Silver Book Fact

A 10 percent reduction in cancer-related deaths in the U.S. would be worth an estimated $4.4 trillion to current and future generations.

Murphy K, Topel R. Measuring the Gains from Medical Research: An economic approach. Chicago, IL: The University of Chicago Press; 2003. https://press.uchicago.edu/ucp/books/book/chicago/M/bo3643529.html

Reference

Title
Measuring the Gains from Medical Research: An economic approach
Publisher
The University of Chicago Press
Publication Date
2003
Authors
Murphy K, Topel R
URL
Read Full Resource

Categories

  • Innovative Medical Research
  • Future Value

Related Facts

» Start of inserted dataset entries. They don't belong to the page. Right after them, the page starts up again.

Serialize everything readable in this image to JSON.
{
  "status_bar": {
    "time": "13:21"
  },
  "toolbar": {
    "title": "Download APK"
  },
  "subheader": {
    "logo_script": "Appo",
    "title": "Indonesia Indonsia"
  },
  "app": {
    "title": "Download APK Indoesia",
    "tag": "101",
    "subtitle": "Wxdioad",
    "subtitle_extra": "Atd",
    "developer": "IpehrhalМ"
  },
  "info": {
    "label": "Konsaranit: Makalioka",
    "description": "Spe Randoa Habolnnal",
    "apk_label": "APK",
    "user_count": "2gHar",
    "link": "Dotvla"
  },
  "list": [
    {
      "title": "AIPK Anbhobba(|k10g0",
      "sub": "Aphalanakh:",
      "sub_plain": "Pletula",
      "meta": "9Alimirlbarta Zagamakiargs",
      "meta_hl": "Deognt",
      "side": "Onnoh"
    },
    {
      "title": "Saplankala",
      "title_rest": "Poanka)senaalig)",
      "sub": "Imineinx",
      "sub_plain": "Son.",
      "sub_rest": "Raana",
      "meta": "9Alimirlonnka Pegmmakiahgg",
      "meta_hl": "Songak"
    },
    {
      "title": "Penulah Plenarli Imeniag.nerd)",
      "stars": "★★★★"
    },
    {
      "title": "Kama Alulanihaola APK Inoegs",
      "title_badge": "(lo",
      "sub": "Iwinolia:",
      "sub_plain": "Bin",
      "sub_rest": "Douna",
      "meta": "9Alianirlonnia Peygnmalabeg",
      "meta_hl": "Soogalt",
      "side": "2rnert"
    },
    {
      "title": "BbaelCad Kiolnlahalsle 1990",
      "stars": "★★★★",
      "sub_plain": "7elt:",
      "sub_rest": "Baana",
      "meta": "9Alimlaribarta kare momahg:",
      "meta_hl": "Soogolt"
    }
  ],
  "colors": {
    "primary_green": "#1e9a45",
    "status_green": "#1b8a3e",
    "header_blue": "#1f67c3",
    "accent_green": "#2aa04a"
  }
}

  • From 1975 to 1996, new cancer drugs increased life expectancy of cancer patients by about one year, at an estimated cost of $3,000—well below the estimated value of a statistical…  
  • Over the next 10 years, the number of cancer survivors in the U.S. is predicted to grow from 14.5 million to nearly 19 million (9.3 million men and 9.6 million…  
  • In 1971, one in 69 people was a cancer survivor (three million survivors). In 2014, that number grew to one in 22 people (14.5 million survivors).  
  • A one percent reduction in cancer-related deaths in the U.S. would be worth an estimated $500 billion to society from increased quality of life and increased productivity from longer lives.  
  • Since 1991 the cancer death rate has fallen by 20 percent.